Okay, so if you see a license plate from another state, you get to punch someone in the car once, and if it’s from another country, you get to punch him three times, and rare cars count too—like you can do punch buggy so you punch someone if you see a VW bug as well. And the new ones count too. Not just the old kind. I don’t really play that anymore, though.  Unless I’m with little kids.  And then sometimes I let them punch me because it doesn’t hurt.

Informant is sixteen and lives in a suburb; admits that many of his waking hours are spent in a car.  His unwillingness to admit to playing the game might indicate that he is transitioning out of the group it’s aimed at, which, in his estimation, is young children.   The reluctance to even discuss the game, based on the idea that games are for kids younger than he is, may indicate him wanting to be identified with an older group; he might also see himself as too advanced to need geography lessons from his parents while in the car, and too sophisticated to be excited by the novelty of seeing a license plate from another place, or an unusual car.

Folk Beliefs
Stereotypes/Blason Populaire

Prejudiced beliefs about Jewish People

Informant related this while at tea, when interviewer mentioned a Jewish holiday in passing.

First of all, I don’t believe any of this, but these are things my grandparents said to my mother and she said to me.

I did tell you before, didn’t I? How my grandfather used to take my grandmother to the opera, and he had a box because he was a successful early ad magnate or tycoon or what have you, and he would pick out the Jew in the audience by their pointed ears. I never asked for an explination because you know, you don’t need one with something that batty.

My mother grew up in Indiana and they had a cook and a maid and one day, you know, Mom and I were driving up at 19th and California, there’s a little tiny temple school, and my mother says in ths really sweet voice she used sometimes, “when I was growing up, my I was told by the maid that Jews took Christian babies and ate them and drank their blood.”

I think it must have been the German help because my mother never saw her parents and they tended to try to at least keep their prejudices, you know, tasteful.
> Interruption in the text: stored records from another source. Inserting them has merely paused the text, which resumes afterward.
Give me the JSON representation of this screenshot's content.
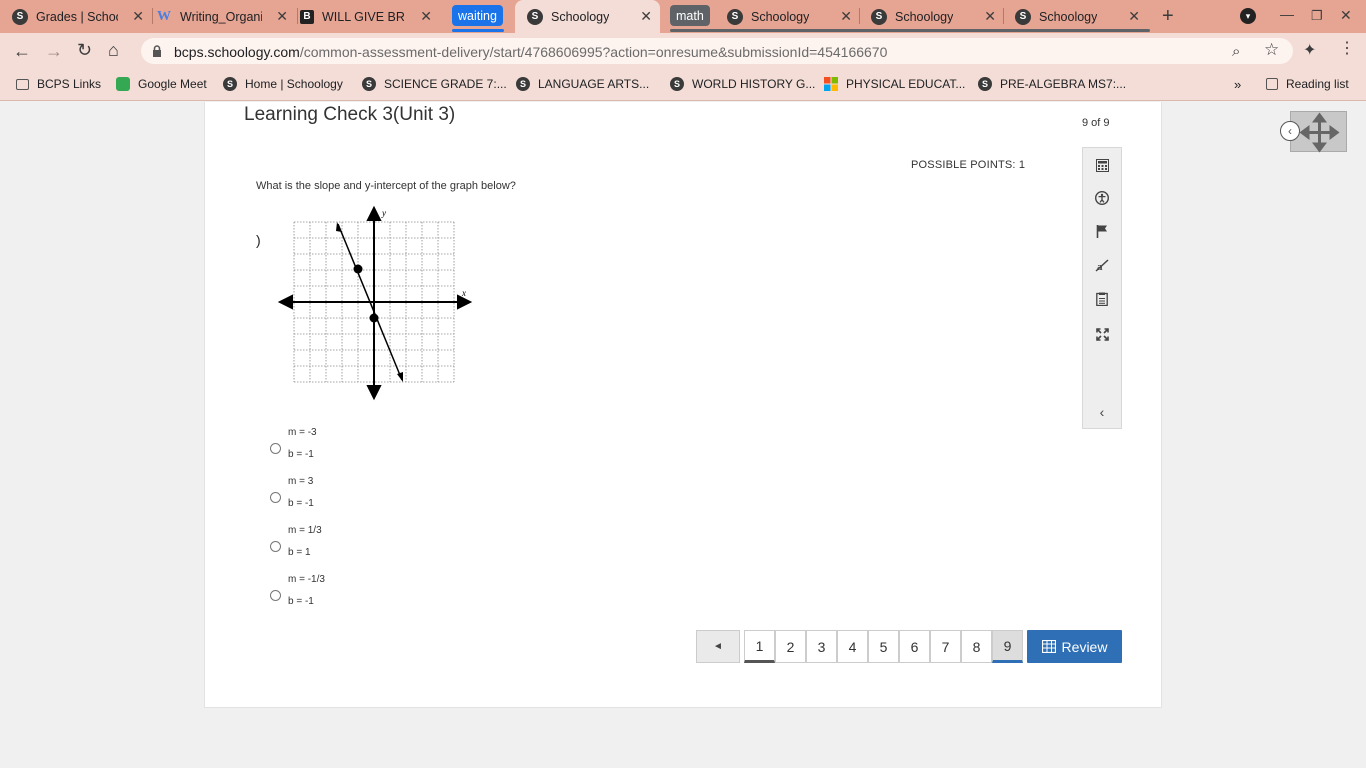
{
  "tabs": [
    {
      "title": "Grades | Schoo",
      "favicon": "schoology-icon"
    },
    {
      "title": "Writing_Organi",
      "favicon": "word-icon"
    },
    {
      "title": "WILL GIVE BRA",
      "favicon": "brainly-icon"
    },
    {
      "title": "Schoology",
      "favicon": "schoology-icon",
      "active": true
    },
    {
      "title": "Schoology",
      "favicon": "schoology-icon"
    },
    {
      "title": "Schoology",
      "favicon": "schoology-icon"
    },
    {
      "title": "Schoology",
      "favicon": "schoology-icon"
    }
  ],
  "tab_groups": [
    {
      "label": "waiting",
      "color": "#1a73e8"
    },
    {
      "label": "math",
      "color": "#5f6368"
    }
  ],
  "url": {
    "host": "bcps.schoology.com",
    "path": "/common-assessment-delivery/start/4768606995?action=onresume&submissionId=454166670"
  },
  "bookmarks": [
    "BCPS Links",
    "Google Meet",
    "Home | Schoology",
    "SCIENCE GRADE 7:...",
    "LANGUAGE ARTS...",
    "WORLD HISTORY G...",
    "PHYSICAL EDUCAT...",
    "PRE-ALGEBRA MS7:..."
  ],
  "reading_list": "Reading list",
  "assessment": {
    "title": "Learning Check 3(Unit 3)",
    "counter": "9 of 9",
    "points": "POSSIBLE POINTS: 1",
    "question": "What is the slope and y-intercept of the graph below?",
    "paren": ")",
    "graph_labels": {
      "x": "x",
      "y": "y"
    },
    "options": [
      {
        "m": "m = -3",
        "b": "b = -1"
      },
      {
        "m": "m = 3",
        "b": "b = -1"
      },
      {
        "m": "m = 1/3",
        "b": "b = 1"
      },
      {
        "m": "m = -1/3",
        "b": "b = -1"
      }
    ]
  },
  "pagination": {
    "prev": "◄",
    "pages": [
      "1",
      "2",
      "3",
      "4",
      "5",
      "6",
      "7",
      "8",
      "9"
    ],
    "current": "9",
    "review": "Review"
  },
  "colors": {
    "chrome_frame": "#e6a493",
    "toolbar": "#f3ddd6",
    "accent": "#2f6fb5"
  }
}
At no point did I ever press my mom for more details about this because, you know I was stunned.  Schtunned.

Informant’s grandparents are of English and German extraction, and their beliefs do reflect historical attitudes held by many Europeans at various points in time, generally emphasizing the otherness of a group of people who lived and looked different and may have, at times, competed for economic resources; by identifying the strangers as ‘bad,’ these groups may have felt more justified in protecting scarce resources for themselves during hard times; and the stories created for this purpose were then passed down through generations.


These beliefs, and other similar ones, are discussed in John Efron’s Jews: A History. Taylor & Francis, 2013.



The Black Angel

Informant: Hey, while we’re talking about college towns, did I ever tell you about the black angel of Iowa City?

Interviewer: No.

Informant:  Um, so it was a big deal when I was in college, there’s not much to the one I’ve actually heard, it’s just that if you ever kiss a virgin in front of this black statue of an angel in the cemetery near the university in Iowa City, it’s face will turn white.

Interviewer: Did you ever?

Informant: No one ever has!


This local legend/joke might be construed as emphasizing anxiety about sexuality and, for women at least, the fine line between being considered prudish and being considered promiscuous; for young men, perhaps anxiety about being considered manly enough.  The informant heard this first from a college girlfriend of his, and apparently it was not uncommon for couples to go kiss in front of the statue on a dare–playful proof of adulthood in the liminal space of college, when many students find themselves no longer protected by parents but also not quite independent.